Megha Balooni: Is there a project you could share with us where the materials used outdid the original vision you had for the project?

RK and SS: Both Rane Vidyalaya and The Northstar School were planned with immense focus on the immediate regional context and strong concepts. At the time of development, we didn’t give much thought to awards or recognition. One commonality in both projects was the importance we gave to the regional construction methodologies, material and local workforce.

Rane Vidyalaya by Shanmugam Associates. Image © LINK Studio, Bangalore

Shanmugam Associates (SA) is a 40-year-old award winning architecture and design firm having offices in Trichy and Chennai, India. The firm had its inception in 1982 under Ar. A. Shanmugam, who was the pioneer in creating awareness of architecture as a profession in southern Tamil Nadu, India.

Ar. Shanmugam A. completed his Bachelor of Architecture from Anna University. He is Founding Chairman, Trichy Chapter– Indian Institute of Architects. The firm is further strengthened with the collaboration of Rajakrishnan, Ramya Raman and Santhosh Shanmugam.

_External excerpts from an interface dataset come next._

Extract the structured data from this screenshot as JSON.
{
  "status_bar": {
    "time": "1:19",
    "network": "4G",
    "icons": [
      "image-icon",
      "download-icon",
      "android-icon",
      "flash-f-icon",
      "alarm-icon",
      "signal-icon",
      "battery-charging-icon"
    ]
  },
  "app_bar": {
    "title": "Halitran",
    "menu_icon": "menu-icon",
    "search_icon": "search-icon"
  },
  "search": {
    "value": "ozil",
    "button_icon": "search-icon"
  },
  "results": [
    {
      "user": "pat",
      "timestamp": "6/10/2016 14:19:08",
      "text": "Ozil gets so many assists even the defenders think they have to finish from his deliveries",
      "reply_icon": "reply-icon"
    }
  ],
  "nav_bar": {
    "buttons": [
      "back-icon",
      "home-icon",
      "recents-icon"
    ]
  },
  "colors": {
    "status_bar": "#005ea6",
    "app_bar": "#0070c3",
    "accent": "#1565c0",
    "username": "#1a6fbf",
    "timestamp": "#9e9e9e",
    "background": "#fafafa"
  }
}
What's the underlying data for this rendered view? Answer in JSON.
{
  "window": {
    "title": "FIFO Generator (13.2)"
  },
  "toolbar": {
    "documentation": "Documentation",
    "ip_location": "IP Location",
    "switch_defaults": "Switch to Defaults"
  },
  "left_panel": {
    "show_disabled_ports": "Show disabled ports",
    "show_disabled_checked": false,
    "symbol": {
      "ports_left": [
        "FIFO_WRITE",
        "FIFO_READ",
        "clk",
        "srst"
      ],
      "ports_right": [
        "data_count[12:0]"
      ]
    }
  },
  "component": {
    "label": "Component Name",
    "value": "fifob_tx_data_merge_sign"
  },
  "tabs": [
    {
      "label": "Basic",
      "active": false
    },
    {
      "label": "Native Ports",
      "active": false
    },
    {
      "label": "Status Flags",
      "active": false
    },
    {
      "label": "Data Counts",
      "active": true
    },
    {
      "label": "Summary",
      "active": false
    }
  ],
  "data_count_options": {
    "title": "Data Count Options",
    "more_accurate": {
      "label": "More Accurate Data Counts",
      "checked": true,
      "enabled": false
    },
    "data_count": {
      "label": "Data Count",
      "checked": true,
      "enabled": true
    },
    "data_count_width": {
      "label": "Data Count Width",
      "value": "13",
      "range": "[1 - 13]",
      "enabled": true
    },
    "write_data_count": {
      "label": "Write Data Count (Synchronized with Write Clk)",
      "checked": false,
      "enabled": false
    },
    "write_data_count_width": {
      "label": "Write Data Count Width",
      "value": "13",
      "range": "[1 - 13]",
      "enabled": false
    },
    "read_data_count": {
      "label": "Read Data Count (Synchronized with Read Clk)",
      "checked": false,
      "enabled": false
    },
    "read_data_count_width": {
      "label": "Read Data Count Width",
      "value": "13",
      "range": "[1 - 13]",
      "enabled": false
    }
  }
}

All were classmates at School of Architecture and Planning, Chennai. Ar. Rajakrishnan has completed post-graduation in European Urbanism from Bahaus Kolleg, Germany. Ar. Krishnan has international experience at Rafael Vinoly Architects, London and Massimiliano Fuksas, Rome. Ar. Ramya has completed the CORe program with Harvard Business School Online and her masters in Real Estate Development at Harvard University, Cambridge. She has been involved in large scale developments and has previously been associated with CB Richard Ellis and Virtuous Retail, India. Ar. Santhosh has completed his MS in Advanced Architecture Design from Columbia University, New York; worked for five years in Oppenheim Architecture + Design, Miami and is certified LEED Green Associate, USGBC.

Head Image: Rane Vidyalaya by Shanmugam Associates. Image © LINK Studio, Bangalore.